Work to be completed: Reproduce the full set of records that follow, exactly as shown.

Supplied data:

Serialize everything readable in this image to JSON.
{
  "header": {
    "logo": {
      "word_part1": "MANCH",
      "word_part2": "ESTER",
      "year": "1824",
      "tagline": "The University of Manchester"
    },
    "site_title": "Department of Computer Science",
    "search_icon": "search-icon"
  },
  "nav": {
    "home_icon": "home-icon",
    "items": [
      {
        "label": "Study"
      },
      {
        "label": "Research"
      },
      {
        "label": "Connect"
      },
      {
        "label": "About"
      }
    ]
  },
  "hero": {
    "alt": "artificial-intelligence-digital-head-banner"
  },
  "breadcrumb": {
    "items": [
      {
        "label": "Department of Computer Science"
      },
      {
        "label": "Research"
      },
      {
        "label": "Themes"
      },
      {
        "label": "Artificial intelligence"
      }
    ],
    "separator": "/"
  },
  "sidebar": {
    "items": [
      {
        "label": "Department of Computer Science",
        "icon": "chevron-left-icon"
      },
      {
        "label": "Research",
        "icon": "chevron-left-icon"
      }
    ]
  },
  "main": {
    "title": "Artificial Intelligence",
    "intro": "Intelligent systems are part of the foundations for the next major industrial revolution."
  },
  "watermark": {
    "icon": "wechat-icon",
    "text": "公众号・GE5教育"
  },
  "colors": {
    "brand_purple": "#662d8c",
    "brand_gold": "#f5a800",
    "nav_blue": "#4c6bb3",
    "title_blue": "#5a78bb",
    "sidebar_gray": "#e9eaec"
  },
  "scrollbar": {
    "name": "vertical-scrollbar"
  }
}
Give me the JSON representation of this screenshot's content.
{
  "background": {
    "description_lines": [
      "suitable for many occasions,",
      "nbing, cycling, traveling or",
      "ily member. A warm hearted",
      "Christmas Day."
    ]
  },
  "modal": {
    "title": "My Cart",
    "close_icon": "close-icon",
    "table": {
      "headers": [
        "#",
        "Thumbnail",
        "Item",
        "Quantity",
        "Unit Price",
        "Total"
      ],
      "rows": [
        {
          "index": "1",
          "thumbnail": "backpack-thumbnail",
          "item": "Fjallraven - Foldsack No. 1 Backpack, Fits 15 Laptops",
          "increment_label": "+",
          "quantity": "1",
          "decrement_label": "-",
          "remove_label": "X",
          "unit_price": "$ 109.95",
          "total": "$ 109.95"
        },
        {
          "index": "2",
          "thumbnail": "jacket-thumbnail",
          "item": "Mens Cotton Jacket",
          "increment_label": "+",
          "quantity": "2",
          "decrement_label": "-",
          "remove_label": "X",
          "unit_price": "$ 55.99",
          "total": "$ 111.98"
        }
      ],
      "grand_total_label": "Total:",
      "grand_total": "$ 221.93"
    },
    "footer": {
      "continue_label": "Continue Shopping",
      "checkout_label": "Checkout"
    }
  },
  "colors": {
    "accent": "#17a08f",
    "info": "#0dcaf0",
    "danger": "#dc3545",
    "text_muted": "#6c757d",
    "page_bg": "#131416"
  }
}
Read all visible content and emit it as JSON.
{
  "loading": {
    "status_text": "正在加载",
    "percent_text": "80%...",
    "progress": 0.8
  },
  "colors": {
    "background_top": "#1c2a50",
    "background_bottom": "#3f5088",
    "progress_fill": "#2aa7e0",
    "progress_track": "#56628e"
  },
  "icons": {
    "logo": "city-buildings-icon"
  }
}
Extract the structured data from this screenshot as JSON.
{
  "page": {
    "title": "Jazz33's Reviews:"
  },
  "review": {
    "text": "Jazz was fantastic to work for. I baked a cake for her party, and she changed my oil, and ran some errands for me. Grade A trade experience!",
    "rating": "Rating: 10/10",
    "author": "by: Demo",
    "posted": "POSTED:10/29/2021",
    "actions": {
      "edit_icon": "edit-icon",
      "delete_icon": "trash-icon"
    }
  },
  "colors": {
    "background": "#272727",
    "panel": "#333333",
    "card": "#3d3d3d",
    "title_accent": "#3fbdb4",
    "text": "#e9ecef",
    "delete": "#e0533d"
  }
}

Your solution:
Serialize everything readable in this image to JSON.
{
  "header": {
    "logo": {
      "word_part1": "MANCH",
      "word_part2": "ESTER",
      "year": "1824",
      "tagline": "The University of Manchester"
    },
    "site_title": "Department of Computer Science",
    "search_icon": "search-icon"
  },
  "nav": {
    "home_icon": "home-icon",
    "items": [
      {
        "label": "Study"
      },
      {
        "label": "Research"
      },
      {
        "label": "Connect"
      },
      {
        "label": "About"
      }
    ]
  },
  "hero": {
    "alt": "artificial-intelligence-digital-head-banner"
  },
  "breadcrumb": {
    "items": [
      {
        "label": "Department of Computer Science"
      },
      {
        "label": "Research"
      },
      {
        "label": "Themes"
      },
      {
        "label": "Artificial intelligence"
      }
    ],
    "separator": "/"
  },
  "sidebar": {
    "items": [
      {
        "label": "Department of Computer Science",
        "icon": "chevron-left-icon"
      },
      {
        "label": "Research",
        "icon": "chevron-left-icon"
      }
    ]
  },
  "main": {
    "title": "Artificial Intelligence",
    "intro": "Intelligent systems are part of the foundations for the next major industrial revolution."
  },
  "watermark": {
    "icon": "wechat-icon",
    "text": "公众号・GE5教育"
  },
  "colors": {
    "brand_purple": "#662d8c",
    "brand_gold": "#f5a800",
    "nav_blue": "#4c6bb3",
    "title_blue": "#5a78bb",
    "sidebar_gray": "#e9eaec"
  },
  "scrollbar": {
    "name": "vertical-scrollbar"
  }
}
Give me the JSON representation of this screenshot's content.
{
  "background": {
    "description_lines": [
      "suitable for many occasions,",
      "nbing, cycling, traveling or",
      "ily member. A warm hearted",
      "Christmas Day."
    ]
  },
  "modal": {
    "title": "My Cart",
    "close_icon": "close-icon",
    "table": {
      "headers": [
        "#",
        "Thumbnail",
        "Item",
        "Quantity",
        "Unit Price",
        "Total"
      ],
      "rows": [
        {
          "index": "1",
          "thumbnail": "backpack-thumbnail",
          "item": "Fjallraven - Foldsack No. 1 Backpack, Fits 15 Laptops",
          "increment_label": "+",
          "quantity": "1",
          "decrement_label": "-",
          "remove_label": "X",
          "unit_price": "$ 109.95",
          "total": "$ 109.95"
        },
        {
          "index": "2",
          "thumbnail": "jacket-thumbnail",
          "item": "Mens Cotton Jacket",
          "increment_label": "+",
          "quantity": "2",
          "decrement_label": "-",
          "remove_label": "X",
          "unit_price": "$ 55.99",
          "total": "$ 111.98"
        }
      ],
      "grand_total_label": "Total:",
      "grand_total": "$ 221.93"
    },
    "footer": {
      "continue_label": "Continue Shopping",
      "checkout_label": "Checkout"
    }
  },
  "colors": {
    "accent": "#17a08f",
    "info": "#0dcaf0",
    "danger": "#dc3545",
    "text_muted": "#6c757d",
    "page_bg": "#131416"
  }
}
Read all visible content and emit it as JSON.
{
  "loading": {
    "status_text": "正在加载",
    "percent_text": "80%...",
    "progress": 0.8
  },
  "colors": {
    "background_top": "#1c2a50",
    "background_bottom": "#3f5088",
    "progress_fill": "#2aa7e0",
    "progress_track": "#56628e"
  },
  "icons": {
    "logo": "city-buildings-icon"
  }
}
Extract the structured data from this screenshot as JSON.
{
  "page": {
    "title": "Jazz33's Reviews:"
  },
  "review": {
    "text": "Jazz was fantastic to work for. I baked a cake for her party, and she changed my oil, and ran some errands for me. Grade A trade experience!",
    "rating": "Rating: 10/10",
    "author": "by: Demo",
    "posted": "POSTED:10/29/2021",
    "actions": {
      "edit_icon": "edit-icon",
      "delete_icon": "trash-icon"
    }
  },
  "colors": {
    "background": "#272727",
    "panel": "#333333",
    "card": "#3d3d3d",
    "title_accent": "#3fbdb4",
    "text": "#e9ecef",
    "delete": "#e0533d"
  }
}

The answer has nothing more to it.